- PROBLEM DETAILS
Below are the entries; set down each of them exactly.

(Stored data entries)
-- Opening Marker --

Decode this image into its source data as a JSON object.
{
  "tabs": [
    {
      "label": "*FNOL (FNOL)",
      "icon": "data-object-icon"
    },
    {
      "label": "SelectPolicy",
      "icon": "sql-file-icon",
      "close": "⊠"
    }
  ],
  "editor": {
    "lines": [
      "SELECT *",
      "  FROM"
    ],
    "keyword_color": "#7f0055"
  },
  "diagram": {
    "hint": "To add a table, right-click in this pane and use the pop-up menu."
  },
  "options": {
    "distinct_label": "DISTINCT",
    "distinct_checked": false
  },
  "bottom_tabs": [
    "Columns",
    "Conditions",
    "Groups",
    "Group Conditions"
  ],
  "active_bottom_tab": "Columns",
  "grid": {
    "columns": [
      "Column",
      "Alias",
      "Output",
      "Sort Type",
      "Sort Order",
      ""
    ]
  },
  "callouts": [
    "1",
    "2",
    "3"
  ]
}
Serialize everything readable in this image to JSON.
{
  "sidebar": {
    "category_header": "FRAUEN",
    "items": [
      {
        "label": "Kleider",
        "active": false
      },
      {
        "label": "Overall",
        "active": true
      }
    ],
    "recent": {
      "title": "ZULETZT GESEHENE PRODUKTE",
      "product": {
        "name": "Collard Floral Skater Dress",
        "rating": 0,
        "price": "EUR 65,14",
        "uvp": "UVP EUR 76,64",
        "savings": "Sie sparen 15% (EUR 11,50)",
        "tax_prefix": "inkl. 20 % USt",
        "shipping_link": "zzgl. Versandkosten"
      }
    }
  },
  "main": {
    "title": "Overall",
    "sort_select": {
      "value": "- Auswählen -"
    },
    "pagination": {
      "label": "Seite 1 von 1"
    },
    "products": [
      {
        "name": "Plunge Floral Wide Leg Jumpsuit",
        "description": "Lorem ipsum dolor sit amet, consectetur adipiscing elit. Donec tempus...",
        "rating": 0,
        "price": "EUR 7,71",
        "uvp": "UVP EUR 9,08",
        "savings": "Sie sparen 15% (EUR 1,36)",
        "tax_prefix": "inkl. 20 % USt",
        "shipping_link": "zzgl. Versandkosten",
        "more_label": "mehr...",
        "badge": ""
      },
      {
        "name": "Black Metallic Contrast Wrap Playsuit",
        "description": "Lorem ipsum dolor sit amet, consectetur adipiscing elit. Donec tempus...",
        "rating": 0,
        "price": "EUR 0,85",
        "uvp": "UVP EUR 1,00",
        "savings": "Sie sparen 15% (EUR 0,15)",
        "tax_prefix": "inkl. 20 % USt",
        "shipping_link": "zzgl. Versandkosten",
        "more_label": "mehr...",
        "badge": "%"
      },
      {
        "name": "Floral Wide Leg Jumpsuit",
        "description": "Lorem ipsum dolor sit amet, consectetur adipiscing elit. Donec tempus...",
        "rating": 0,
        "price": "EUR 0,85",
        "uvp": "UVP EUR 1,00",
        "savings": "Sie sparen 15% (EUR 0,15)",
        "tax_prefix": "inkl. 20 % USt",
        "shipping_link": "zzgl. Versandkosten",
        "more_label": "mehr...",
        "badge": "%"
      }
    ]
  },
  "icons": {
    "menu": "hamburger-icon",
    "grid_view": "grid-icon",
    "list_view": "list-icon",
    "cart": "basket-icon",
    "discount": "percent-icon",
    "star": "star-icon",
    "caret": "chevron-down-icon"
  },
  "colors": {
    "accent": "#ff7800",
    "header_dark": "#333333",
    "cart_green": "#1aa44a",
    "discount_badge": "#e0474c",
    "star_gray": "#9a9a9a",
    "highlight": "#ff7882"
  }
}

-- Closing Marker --

- ANSWER SECTION
Decode this image into its source data as a JSON object.
{
  "tabs": [
    {
      "label": "*FNOL (FNOL)",
      "icon": "data-object-icon"
    },
    {
      "label": "SelectPolicy",
      "icon": "sql-file-icon",
      "close": "⊠"
    }
  ],
  "editor": {
    "lines": [
      "SELECT *",
      "  FROM"
    ],
    "keyword_color": "#7f0055"
  },
  "diagram": {
    "hint": "To add a table, right-click in this pane and use the pop-up menu."
  },
  "options": {
    "distinct_label": "DISTINCT",
    "distinct_checked": false
  },
  "bottom_tabs": [
    "Columns",
    "Conditions",
    "Groups",
    "Group Conditions"
  ],
  "active_bottom_tab": "Columns",
  "grid": {
    "columns": [
      "Column",
      "Alias",
      "Output",
      "Sort Type",
      "Sort Order",
      ""
    ]
  },
  "callouts": [
    "1",
    "2",
    "3"
  ]
}
Serialize everything readable in this image to JSON.
{
  "sidebar": {
    "category_header": "FRAUEN",
    "items": [
      {
        "label": "Kleider",
        "active": false
      },
      {
        "label": "Overall",
        "active": true
      }
    ],
    "recent": {
      "title": "ZULETZT GESEHENE PRODUKTE",
      "product": {
        "name": "Collard Floral Skater Dress",
        "rating": 0,
        "price": "EUR 65,14",
        "uvp": "UVP EUR 76,64",
        "savings": "Sie sparen 15% (EUR 11,50)",
        "tax_prefix": "inkl. 20 % USt",
        "shipping_link": "zzgl. Versandkosten"
      }
    }
  },
  "main": {
    "title": "Overall",
    "sort_select": {
      "value": "- Auswählen -"
    },
    "pagination": {
      "label": "Seite 1 von 1"
    },
    "products": [
      {
        "name": "Plunge Floral Wide Leg Jumpsuit",
        "description": "Lorem ipsum dolor sit amet, consectetur adipiscing elit. Donec tempus...",
        "rating": 0,
        "price": "EUR 7,71",
        "uvp": "UVP EUR 9,08",
        "savings": "Sie sparen 15% (EUR 1,36)",
        "tax_prefix": "inkl. 20 % USt",
        "shipping_link": "zzgl. Versandkosten",
        "more_label": "mehr...",
        "badge": ""
      },
      {
        "name": "Black Metallic Contrast Wrap Playsuit",
        "description": "Lorem ipsum dolor sit amet, consectetur adipiscing elit. Donec tempus...",
        "rating": 0,
        "price": "EUR 0,85",
        "uvp": "UVP EUR 1,00",
        "savings": "Sie sparen 15% (EUR 0,15)",
        "tax_prefix": "inkl. 20 % USt",
        "shipping_link": "zzgl. Versandkosten",
        "more_label": "mehr...",
        "badge": "%"
      },
      {
        "name": "Floral Wide Leg Jumpsuit",
        "description": "Lorem ipsum dolor sit amet, consectetur adipiscing elit. Donec tempus...",
        "rating": 0,
        "price": "EUR 0,85",
        "uvp": "UVP EUR 1,00",
        "savings": "Sie sparen 15% (EUR 0,15)",
        "tax_prefix": "inkl. 20 % USt",
        "shipping_link": "zzgl. Versandkosten",
        "more_label": "mehr...",
        "badge": "%"
      }
    ]
  },
  "icons": {
    "menu": "hamburger-icon",
    "grid_view": "grid-icon",
    "list_view": "list-icon",
    "cart": "basket-icon",
    "discount": "percent-icon",
    "star": "star-icon",
    "caret": "chevron-down-icon"
  },
  "colors": {
    "accent": "#ff7800",
    "header_dark": "#333333",
    "cart_green": "#1aa44a",
    "discount_badge": "#e0474c",
    "star_gray": "#9a9a9a",
    "highlight": "#ff7882"
  }
}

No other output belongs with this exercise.